by Fr. Keith Branson, C.PP.S., Publications Editor
I received a letter after the last The Wine Cellar issue on Reconciliation that was challenging. It talked about the sacrament of Reconciliation: the author was struggling between several unhelpful approaches to Confession ranging from the laundry list model to an ethereal view that was too big. The writer felt better after her annual visit to the doctor than after confession, and was searching for a motivation, a reconnection with wonder, even an excitement to approach this sacrament again.
Going to Confession stimulates strong feelings, a fair amount of fear and confusion, and mixed memories. I’ve heard the above concern often over the years, as well as a lot of misinformation. Some I’ve approached on this subject have declined the invitation to share, conflicted enough that they can’t talk about it. I’ve found many opinions about how often to approach the sacrament, from the recommendation of recent Popes to go twice a month to the church regulation of once a year.
Confession is an appropriate topic for us to dialogue as Precious Blood people in our Bicentennial year: Gaspar devoted a lot of time and attention to Confession, was concerned his priests would be good confessors—and it’s a natural part of any process of reconciliation. My own hope is that we can develop some middle view between obsessive negative scrutiny and the “once-a-year whether I have to or not” approach. We also need to locate an adult approach that draws from any positive experience of our childhood catechesis without locking us into a “crime and punishment” mindset. Confession is a sacrament of healing, as the absolution formula says: “Through the ministry of the Church may God give you pardon and peace….”
I’d like to start a dialogue on Confession in The New Wine Press this year. I’m particularly interested in how we discern the need to seek the sacrament, how we approach it, and what expectations we have of it. Over the years, Confession has been connected to spiritual direction although it’s not exactly the same thing, however exploring the overlap would be useful as well. I already have some contributions to follow up Joe Uecker’s article in this issue, and since it’s part of our spiritual lives, everyone’s viewpoint is worth listening to.
This conversation could help in many ways: to claim an important part of our spirituality, to help focus the meaning of the sacrament in our lives, and to give the Church a chance for dialogue and insight. Confession as we know it today evolved over centuries to fill an important need. Its decline now makes me wonder if we’ve lost track of that need, and how it might be rediscovered.
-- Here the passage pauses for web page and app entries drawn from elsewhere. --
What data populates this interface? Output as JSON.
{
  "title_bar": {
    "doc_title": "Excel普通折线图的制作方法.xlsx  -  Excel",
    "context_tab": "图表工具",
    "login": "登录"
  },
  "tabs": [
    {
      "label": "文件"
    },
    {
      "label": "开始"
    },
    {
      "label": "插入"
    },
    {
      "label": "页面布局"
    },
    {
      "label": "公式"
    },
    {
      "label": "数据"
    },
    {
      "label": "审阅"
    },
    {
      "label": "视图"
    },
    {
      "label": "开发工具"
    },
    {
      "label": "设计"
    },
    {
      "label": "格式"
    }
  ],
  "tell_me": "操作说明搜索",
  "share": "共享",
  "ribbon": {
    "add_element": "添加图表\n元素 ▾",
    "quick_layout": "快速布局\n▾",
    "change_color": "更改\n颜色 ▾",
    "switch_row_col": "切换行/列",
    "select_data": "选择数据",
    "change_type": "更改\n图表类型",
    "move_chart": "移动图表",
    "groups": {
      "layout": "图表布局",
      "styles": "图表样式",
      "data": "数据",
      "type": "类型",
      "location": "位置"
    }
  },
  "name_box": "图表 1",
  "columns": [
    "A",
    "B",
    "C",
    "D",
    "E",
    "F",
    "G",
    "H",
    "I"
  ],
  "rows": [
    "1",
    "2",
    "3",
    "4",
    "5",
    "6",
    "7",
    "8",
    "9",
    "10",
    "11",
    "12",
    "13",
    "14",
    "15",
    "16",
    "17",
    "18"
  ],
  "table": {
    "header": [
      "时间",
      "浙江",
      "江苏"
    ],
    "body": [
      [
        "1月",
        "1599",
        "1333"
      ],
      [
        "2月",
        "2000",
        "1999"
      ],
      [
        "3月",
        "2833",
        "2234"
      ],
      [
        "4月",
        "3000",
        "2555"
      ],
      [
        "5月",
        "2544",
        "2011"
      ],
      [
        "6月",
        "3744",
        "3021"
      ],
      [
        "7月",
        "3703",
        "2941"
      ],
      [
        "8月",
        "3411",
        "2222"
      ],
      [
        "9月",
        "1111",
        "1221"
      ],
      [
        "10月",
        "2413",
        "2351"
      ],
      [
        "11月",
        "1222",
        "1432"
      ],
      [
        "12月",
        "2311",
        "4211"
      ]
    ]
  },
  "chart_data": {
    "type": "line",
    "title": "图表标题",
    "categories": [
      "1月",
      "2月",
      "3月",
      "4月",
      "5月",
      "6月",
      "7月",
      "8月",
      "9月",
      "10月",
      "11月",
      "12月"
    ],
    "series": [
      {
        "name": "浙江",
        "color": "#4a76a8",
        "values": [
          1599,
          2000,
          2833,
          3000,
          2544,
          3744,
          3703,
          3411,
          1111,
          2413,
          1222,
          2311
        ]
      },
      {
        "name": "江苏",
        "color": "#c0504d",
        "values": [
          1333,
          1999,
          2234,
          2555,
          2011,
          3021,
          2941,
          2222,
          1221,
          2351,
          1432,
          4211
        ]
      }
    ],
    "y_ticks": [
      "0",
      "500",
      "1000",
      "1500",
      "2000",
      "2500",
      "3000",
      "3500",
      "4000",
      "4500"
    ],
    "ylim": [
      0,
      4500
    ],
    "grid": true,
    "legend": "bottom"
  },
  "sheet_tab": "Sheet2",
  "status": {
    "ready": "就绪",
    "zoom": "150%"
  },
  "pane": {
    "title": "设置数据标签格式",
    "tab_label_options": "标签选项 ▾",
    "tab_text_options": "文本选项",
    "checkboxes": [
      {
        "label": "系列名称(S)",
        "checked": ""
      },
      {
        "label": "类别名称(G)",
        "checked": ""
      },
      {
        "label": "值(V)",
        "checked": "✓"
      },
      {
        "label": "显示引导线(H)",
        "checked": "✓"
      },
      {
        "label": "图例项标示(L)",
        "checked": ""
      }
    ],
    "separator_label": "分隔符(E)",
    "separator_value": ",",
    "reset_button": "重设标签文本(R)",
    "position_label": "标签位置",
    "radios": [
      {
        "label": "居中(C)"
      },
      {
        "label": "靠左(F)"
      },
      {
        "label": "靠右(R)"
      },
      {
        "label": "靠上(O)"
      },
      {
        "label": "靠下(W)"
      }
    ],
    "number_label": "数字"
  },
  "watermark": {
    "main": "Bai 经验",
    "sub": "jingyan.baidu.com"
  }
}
Sacramental Confession is an important part of Reconciliation: Gaspar considered it an integral part of his ministry. Perhaps it’s time for us to talk about it together, so we can draw strength from each other and deepen our encounter with the loving God whose mercy and forgiveness are never in doubt.